Heat slithered via her collar to her neck, sending her cheeks a-tingle. Her tongue weighed a ton. Muffled clunks ensued. Another crash. Henry continued to scrutinize. The moment had gone on too long. Now was the time to raise the alarm. Instead, Henry’s eyes shifted to a spot above her head. Nonplussed or cogitation? Nancy couldn’t decipher. Time had shifted out of gear; the before and after had plummeted out of the rulebook. Nancy’s finger made a seismic track over the armrest of the chair. That’s when Henry’s eyes returned to hers. The foyer had fallen silent. Henry took the scent of grass with him and left the room. Instead of turning left towards Vince’s location, Henry made a right for the Edwardian door at the bottom of the gallery. His gait unhurried, implied a task awaited completion within a schedule with time to spare. Nancy watched him go, her flush quickly dissipating.

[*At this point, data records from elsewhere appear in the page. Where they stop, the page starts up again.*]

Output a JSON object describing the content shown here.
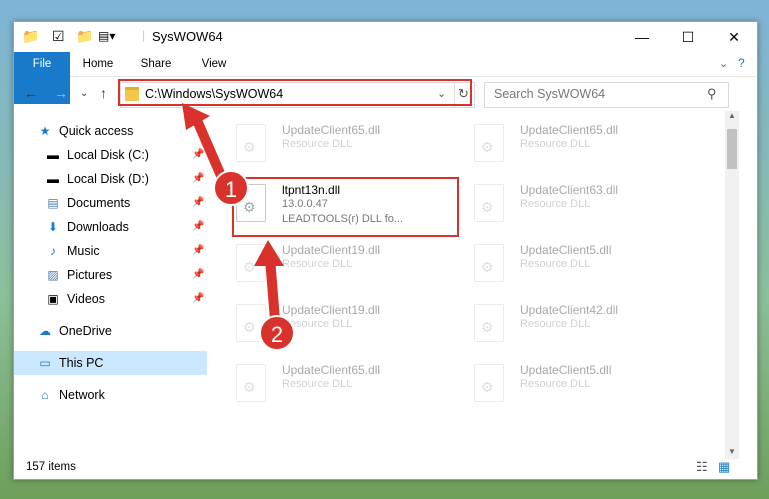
{
  "window": {
    "title": "SysWOW64"
  },
  "ribbon": {
    "tabs": [
      "File",
      "Home",
      "Share",
      "View"
    ]
  },
  "address": {
    "path": "C:\\Windows\\SysWOW64"
  },
  "search": {
    "placeholder": "Search SysWOW64"
  },
  "sidebar": {
    "items": [
      {
        "label": "Quick access"
      },
      {
        "label": "Local Disk (C:)"
      },
      {
        "label": "Local Disk (D:)"
      },
      {
        "label": "Documents"
      },
      {
        "label": "Downloads"
      },
      {
        "label": "Music"
      },
      {
        "label": "Pictures"
      },
      {
        "label": "Videos"
      },
      {
        "label": "OneDrive"
      },
      {
        "label": "This PC"
      },
      {
        "label": "Network"
      }
    ]
  },
  "files": {
    "selected": {
      "name": "ltpnt13n.dll",
      "version": "13.0.0.47",
      "desc": "LEADTOOLS(r) DLL fo..."
    },
    "left": [
      {
        "name": "UpdateClient65.dll",
        "type": "Resource DLL"
      },
      {
        "name": "UpdateClient19.dll",
        "type": "Resource DLL"
      },
      {
        "name": "UpdateClient19.dll",
        "type": "Resource DLL"
      },
      {
        "name": "UpdateClient65.dll",
        "type": "Resource DLL"
      }
    ],
    "right": [
      {
        "name": "UpdateClient65.dll",
        "type": "Resource DLL"
      },
      {
        "name": "UpdateClient63.dll",
        "type": "Resource DLL"
      },
      {
        "name": "UpdateClient5.dll",
        "type": "Resource DLL"
      },
      {
        "name": "UpdateClient42.dll",
        "type": "Resource DLL"
      },
      {
        "name": "UpdateClient5.dll",
        "type": "Resource DLL"
      }
    ]
  },
  "status": {
    "count": "157 items"
  },
  "annotations": {
    "one": "1",
    "two": "2"
  }
}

Nancy found herself within a maintenance room to suit the upkeep of a place like this. Amidst the shelves of fuse boxes, tools and switches, she parked Vince’s wheelchair. She made her way back up the gallery and snuck into the foyer. Vince had gone. Part of her wished the police were now on their way. She wished someone would cuff her and her misplaced rage and take her out of harm’s way. She ascended Vince’s stairs and unlocked the utility room. Out of the nook window, Vince’s extensive lawns fell away to a row of elms ahead. Her breaths condensed onto the window and scanned for an Aaron-sweatered form. A rake emerged from the mist, propped against an apple tree. The pane chilled her cheek, but the apertured view gave nothing else away.

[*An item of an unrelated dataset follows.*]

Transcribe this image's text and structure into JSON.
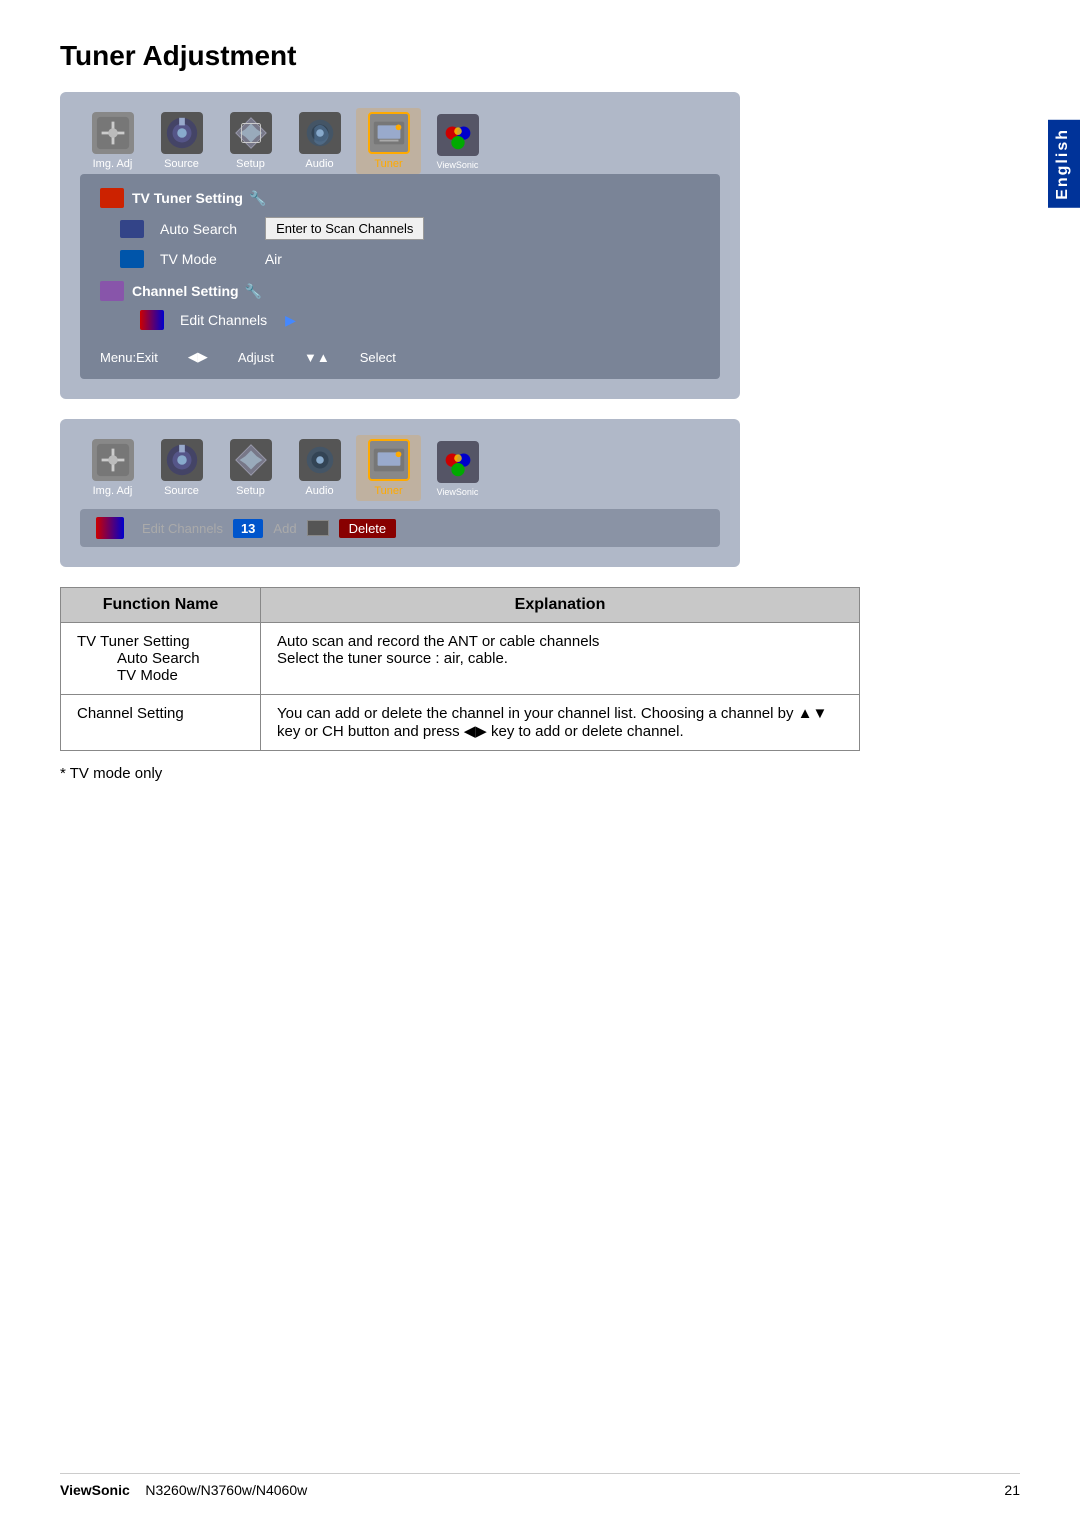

Nancy carried Vince’s drinks trolley down to the foyer. The objects on top pointedly belied the unit’s intended purpose. The castors made a soft rattle as she wheeled the trolley into the meeting room. The cavern complete with suite, appeared empty. She made the long traverse into the kitchen. The marble-topped table had been shifted a foot from the recess wall. Her encounter with Henry revisited. With knit lip, she parked the trolley in front of the stove. This time Henry had locked the key cupboard. Unmanned, four apparently frozen images fed back to the monitor screen. From here, all appeared in working order but Nancy felt uneasy. Henry could only have moved the table after his encounter with her in the maintenance room or Vince would have noticed. What this implied remained ambiguous. Still, Nancy hoped Vince assumed she had reopened this shortcut after she had applied her gum.
Nancy retraced her steps through the kitchen and opened the back door. The front wheel of Henry’s land rover protruded from the rear of Vince’s garage. Her eyes made a steady track across the panorama. The lowering sun cast turreted shapes towards the box hedge. To her left, the base of the apple tree had been cleared of dead leaves. The rake had gone.
Nancy’s next objective took precedence. She closed the door and made her way to Vince’s fridge. On the reverse side of the six-foot silver door she found little to justify such a large utility. But she would not be requiring pesto sauces, caviar, gherkins, fish roe or jars of condiments she could not name.
Half-an-hour later, she grasped the handles, determined to reunite Vince with his drinks trolley. The soft rattle of the castors ensued on her journey back across the meeting room. Her knuckles whitened. Come on, Nance gis a life, will yer! You can’t expect your mam to live like a nun, f’r fuck’s sake. The soft rattle continued.